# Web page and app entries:
··········

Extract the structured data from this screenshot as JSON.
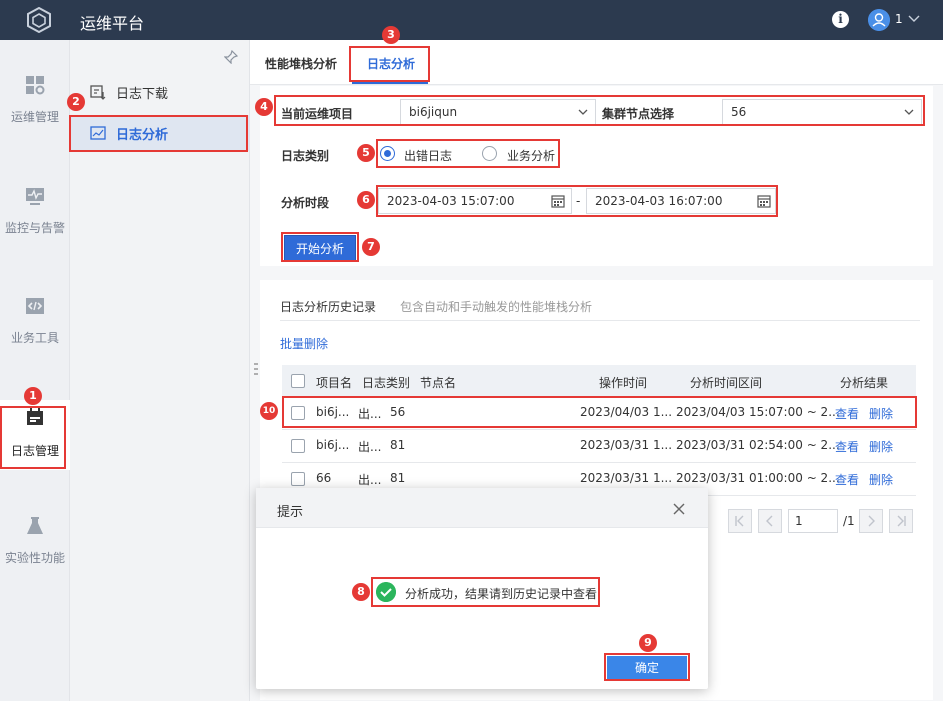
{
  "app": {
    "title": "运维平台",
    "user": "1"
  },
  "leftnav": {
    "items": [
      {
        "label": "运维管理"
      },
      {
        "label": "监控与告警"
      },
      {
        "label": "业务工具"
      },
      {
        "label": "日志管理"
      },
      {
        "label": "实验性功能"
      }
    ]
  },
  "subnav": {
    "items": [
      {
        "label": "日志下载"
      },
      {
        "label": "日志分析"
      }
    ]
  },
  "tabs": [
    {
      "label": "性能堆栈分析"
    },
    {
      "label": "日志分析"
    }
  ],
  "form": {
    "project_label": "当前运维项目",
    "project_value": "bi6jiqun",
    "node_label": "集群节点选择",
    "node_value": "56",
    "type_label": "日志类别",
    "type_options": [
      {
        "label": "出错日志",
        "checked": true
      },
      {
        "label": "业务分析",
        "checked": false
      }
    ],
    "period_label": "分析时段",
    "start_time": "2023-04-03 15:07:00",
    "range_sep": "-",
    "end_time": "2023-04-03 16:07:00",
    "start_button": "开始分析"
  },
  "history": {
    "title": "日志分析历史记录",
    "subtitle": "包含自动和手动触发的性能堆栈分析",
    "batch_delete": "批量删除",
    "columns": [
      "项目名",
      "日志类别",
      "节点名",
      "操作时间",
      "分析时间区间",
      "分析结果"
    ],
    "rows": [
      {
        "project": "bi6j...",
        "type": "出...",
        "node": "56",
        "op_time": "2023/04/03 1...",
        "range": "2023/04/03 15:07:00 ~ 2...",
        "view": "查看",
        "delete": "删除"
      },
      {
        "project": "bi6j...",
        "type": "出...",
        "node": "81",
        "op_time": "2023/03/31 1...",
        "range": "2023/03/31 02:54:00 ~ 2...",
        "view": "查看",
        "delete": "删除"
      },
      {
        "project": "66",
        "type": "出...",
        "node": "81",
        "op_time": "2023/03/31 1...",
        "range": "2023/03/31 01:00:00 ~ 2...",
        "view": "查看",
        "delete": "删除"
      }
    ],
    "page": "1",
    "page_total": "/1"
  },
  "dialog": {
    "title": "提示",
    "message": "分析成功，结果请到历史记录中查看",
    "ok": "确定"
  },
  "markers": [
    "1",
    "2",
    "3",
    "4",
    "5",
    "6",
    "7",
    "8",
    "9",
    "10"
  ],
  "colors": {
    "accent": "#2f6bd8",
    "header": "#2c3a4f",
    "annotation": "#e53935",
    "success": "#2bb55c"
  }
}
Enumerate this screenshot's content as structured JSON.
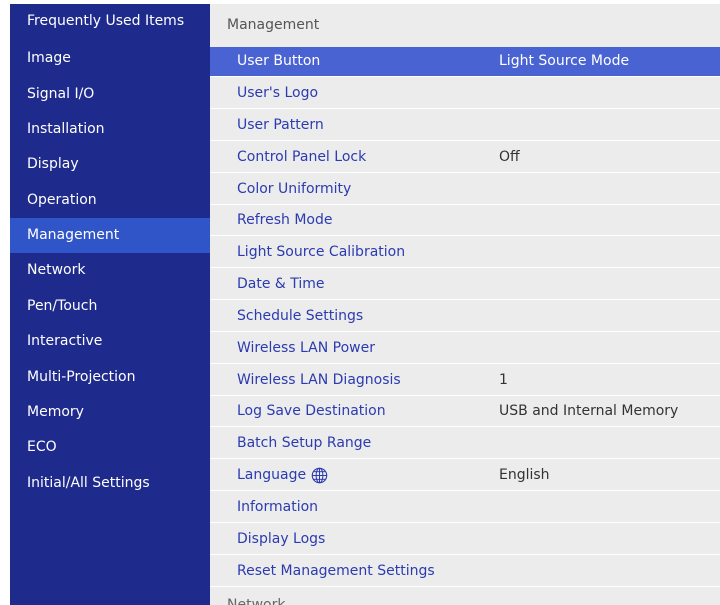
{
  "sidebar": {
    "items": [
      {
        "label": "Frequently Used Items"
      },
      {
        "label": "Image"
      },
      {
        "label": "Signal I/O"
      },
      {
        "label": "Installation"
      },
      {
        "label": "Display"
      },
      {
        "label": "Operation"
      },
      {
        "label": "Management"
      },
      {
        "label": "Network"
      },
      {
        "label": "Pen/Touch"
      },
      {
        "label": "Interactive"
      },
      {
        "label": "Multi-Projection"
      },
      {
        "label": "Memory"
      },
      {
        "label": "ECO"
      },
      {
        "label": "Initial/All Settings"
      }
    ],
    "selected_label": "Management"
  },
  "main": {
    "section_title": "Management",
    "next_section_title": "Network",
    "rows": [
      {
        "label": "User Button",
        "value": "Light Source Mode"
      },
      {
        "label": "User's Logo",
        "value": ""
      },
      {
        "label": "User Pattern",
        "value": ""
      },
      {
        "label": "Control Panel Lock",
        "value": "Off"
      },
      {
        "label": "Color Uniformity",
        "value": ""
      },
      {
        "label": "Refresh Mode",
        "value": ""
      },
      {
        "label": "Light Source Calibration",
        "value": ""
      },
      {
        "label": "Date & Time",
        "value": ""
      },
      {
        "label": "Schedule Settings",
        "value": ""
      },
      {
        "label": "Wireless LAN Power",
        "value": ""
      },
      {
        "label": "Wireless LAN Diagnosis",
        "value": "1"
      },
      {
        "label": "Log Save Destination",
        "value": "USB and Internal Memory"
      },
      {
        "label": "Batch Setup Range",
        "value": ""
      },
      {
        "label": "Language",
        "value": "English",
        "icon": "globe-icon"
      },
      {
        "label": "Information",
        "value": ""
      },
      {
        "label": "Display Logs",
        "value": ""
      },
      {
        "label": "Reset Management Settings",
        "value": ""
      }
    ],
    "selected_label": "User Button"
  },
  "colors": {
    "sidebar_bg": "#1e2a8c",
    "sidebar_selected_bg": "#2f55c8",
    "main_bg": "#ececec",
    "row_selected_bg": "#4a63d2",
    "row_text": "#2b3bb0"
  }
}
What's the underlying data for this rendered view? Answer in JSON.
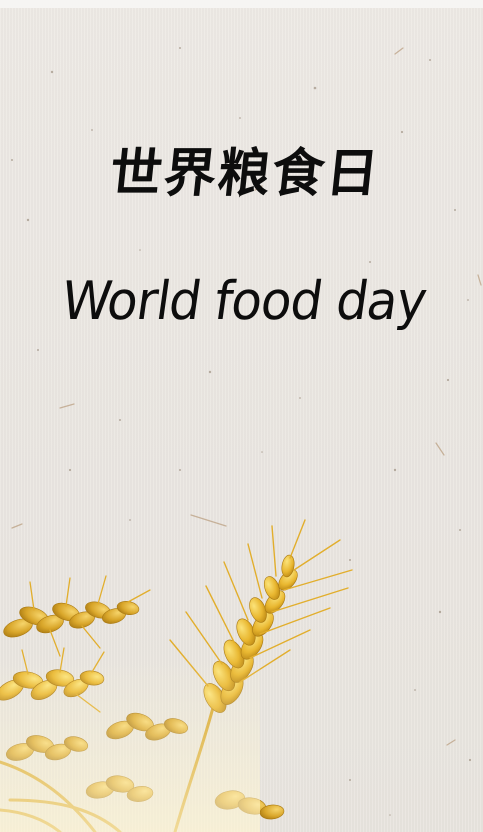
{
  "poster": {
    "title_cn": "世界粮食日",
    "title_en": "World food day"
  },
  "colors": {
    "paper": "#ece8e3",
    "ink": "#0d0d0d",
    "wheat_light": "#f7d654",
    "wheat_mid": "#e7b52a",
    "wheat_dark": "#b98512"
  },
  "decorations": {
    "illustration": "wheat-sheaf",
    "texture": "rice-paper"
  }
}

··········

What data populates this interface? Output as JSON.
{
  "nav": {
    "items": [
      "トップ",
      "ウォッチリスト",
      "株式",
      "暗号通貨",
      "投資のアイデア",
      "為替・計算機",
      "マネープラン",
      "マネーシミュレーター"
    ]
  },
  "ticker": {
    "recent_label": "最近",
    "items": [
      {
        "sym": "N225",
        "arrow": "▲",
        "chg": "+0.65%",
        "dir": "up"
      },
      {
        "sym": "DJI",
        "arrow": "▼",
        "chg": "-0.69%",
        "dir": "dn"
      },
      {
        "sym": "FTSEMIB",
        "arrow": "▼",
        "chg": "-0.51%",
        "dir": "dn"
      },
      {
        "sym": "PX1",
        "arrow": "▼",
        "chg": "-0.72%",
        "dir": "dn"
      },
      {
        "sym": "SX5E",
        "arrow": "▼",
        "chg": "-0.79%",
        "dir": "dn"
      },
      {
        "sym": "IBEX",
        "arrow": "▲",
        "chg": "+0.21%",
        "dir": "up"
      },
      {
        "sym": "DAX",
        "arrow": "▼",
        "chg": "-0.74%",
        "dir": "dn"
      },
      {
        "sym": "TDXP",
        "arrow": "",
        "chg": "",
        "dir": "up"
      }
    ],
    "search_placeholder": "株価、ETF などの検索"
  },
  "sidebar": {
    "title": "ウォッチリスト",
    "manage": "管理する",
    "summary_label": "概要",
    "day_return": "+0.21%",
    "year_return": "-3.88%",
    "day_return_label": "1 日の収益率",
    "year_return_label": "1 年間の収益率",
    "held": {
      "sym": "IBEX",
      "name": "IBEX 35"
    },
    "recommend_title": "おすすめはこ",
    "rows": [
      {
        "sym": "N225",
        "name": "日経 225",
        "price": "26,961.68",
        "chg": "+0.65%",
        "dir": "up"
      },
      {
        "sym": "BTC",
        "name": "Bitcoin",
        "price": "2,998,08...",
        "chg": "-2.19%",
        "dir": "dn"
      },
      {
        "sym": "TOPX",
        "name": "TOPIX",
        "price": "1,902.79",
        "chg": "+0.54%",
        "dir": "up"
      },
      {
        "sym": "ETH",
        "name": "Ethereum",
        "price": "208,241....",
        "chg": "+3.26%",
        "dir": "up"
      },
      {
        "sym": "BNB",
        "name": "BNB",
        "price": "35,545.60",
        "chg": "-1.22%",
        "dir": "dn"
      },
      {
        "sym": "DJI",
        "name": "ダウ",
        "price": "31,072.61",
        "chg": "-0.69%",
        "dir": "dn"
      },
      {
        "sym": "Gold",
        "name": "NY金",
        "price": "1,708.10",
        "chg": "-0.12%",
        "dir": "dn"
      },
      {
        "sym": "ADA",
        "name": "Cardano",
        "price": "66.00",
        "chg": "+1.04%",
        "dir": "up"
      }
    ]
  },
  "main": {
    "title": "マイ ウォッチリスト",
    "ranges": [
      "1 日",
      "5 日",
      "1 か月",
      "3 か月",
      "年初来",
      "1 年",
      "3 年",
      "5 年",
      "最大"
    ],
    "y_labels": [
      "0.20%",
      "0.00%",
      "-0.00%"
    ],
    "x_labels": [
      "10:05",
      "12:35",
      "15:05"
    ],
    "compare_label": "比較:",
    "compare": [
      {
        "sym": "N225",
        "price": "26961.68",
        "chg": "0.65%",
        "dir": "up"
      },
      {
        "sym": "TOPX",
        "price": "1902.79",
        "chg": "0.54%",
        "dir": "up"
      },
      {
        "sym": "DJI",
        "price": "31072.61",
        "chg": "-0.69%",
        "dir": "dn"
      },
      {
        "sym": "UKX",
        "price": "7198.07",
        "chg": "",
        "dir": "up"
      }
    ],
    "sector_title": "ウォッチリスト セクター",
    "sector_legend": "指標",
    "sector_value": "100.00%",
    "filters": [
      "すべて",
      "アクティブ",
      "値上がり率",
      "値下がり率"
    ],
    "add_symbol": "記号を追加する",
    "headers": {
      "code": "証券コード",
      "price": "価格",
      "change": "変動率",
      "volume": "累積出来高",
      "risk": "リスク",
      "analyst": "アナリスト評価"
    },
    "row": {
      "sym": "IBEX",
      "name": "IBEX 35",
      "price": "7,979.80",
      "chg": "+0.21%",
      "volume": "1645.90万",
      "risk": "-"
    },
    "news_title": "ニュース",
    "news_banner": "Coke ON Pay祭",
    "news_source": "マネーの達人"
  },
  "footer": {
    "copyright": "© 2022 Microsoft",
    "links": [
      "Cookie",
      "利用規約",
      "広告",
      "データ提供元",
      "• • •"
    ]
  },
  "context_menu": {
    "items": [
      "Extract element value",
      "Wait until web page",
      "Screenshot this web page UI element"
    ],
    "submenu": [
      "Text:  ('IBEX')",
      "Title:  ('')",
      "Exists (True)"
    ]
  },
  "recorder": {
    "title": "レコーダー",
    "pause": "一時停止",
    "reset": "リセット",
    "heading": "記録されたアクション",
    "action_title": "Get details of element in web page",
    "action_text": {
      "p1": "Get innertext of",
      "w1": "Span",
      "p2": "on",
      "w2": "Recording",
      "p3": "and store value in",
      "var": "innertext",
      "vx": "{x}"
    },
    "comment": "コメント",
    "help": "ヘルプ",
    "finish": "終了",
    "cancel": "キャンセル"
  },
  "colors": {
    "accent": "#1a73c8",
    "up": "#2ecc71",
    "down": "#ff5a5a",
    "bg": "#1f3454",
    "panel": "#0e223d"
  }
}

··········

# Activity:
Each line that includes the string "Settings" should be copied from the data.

# Expected output:
        "label": "Initial/All Settings"
        "label": "Schedule Settings",
        "label": "Reset Management Settings",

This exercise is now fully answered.